▸ Exercise objective: Filter the entries that follow, copying every line in which the word "JSON" appears.
——
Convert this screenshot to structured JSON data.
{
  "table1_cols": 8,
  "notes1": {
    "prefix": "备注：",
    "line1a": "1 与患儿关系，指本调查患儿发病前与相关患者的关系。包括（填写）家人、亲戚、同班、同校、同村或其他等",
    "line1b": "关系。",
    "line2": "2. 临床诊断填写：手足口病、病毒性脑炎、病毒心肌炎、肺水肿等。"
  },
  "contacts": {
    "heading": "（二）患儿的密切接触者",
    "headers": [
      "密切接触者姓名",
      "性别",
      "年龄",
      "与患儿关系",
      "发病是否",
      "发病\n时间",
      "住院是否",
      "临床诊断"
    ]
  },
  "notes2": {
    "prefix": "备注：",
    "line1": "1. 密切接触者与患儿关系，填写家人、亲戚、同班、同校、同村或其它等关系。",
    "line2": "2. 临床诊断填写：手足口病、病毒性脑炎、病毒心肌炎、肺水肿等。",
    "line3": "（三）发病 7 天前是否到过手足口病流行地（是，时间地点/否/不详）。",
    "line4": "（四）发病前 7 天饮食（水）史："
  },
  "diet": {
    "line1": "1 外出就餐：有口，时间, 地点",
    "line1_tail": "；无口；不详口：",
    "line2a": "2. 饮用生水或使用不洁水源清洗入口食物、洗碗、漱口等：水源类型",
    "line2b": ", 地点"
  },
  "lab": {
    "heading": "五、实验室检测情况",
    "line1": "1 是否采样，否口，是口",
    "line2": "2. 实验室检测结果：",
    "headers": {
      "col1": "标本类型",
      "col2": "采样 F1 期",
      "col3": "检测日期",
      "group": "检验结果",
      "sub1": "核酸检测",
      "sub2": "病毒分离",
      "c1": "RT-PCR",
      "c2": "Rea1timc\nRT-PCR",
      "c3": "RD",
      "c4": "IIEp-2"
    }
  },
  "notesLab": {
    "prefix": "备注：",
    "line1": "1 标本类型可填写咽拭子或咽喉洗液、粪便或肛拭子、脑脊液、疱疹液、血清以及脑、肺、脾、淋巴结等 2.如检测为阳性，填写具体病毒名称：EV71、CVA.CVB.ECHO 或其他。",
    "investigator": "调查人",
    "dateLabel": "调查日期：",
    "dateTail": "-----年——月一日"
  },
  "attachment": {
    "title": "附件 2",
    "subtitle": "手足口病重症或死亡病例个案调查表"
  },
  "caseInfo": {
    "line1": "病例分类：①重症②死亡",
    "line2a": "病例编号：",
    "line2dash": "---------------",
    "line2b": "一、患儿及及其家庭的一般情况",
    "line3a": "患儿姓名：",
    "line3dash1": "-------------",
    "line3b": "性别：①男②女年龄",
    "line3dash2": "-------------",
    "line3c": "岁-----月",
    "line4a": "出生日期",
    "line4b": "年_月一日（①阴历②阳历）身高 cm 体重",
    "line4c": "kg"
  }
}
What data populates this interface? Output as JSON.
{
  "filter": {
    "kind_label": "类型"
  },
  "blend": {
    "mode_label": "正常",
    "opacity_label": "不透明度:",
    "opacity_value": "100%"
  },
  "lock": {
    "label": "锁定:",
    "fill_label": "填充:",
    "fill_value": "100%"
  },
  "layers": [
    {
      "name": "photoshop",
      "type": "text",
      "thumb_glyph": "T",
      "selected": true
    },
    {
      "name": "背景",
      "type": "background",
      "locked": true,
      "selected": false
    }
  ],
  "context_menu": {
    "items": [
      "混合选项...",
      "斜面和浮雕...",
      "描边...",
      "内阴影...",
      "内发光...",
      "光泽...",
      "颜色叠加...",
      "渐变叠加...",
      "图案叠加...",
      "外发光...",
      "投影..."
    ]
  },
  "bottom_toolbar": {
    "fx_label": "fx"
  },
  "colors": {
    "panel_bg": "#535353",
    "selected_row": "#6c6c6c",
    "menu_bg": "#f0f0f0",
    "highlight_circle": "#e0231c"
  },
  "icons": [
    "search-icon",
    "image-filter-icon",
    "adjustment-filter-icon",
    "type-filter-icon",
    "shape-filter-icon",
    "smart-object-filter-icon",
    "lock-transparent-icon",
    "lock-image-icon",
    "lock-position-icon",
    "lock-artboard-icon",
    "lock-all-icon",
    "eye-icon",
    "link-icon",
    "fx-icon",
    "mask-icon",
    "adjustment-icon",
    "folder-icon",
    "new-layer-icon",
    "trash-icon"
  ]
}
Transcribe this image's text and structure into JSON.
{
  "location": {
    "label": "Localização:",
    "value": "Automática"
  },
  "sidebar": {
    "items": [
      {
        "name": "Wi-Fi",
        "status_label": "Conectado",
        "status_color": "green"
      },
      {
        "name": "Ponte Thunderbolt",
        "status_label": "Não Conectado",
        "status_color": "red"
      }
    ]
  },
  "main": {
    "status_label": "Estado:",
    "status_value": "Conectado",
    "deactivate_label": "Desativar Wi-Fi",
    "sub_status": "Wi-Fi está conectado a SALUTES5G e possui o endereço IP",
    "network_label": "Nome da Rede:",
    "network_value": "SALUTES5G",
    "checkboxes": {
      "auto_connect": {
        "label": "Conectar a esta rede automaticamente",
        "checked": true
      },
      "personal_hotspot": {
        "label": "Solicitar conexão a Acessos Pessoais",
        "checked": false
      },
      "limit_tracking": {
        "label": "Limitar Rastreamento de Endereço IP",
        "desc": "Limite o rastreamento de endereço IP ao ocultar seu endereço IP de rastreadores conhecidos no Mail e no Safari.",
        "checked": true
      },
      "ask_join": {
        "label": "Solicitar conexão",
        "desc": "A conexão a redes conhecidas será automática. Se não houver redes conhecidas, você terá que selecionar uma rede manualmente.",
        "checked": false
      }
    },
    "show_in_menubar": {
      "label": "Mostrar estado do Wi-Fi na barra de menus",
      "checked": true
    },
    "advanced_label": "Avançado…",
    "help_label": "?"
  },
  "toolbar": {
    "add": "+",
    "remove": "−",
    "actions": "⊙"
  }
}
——
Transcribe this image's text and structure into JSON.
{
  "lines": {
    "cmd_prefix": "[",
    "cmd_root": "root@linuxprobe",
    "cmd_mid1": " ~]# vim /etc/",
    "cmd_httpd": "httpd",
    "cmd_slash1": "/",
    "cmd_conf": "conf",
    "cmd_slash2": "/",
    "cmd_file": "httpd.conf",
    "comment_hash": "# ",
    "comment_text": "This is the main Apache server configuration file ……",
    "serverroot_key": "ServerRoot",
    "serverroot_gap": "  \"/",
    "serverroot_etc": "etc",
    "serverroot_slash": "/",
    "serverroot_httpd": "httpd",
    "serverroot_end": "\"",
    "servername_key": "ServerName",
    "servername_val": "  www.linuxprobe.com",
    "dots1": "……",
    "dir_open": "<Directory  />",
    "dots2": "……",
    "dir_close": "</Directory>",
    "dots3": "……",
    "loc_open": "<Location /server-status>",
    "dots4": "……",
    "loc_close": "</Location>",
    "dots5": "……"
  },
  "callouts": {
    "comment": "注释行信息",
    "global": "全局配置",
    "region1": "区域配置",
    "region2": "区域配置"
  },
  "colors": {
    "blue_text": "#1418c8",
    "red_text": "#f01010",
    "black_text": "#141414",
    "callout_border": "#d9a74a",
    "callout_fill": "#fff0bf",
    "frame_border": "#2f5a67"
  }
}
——
▸ Reply:
Convert this screenshot to structured JSON data.
What data populates this interface? Output as JSON.
Transcribe this image's text and structure into JSON.
Transcribe this image's text and structure into JSON.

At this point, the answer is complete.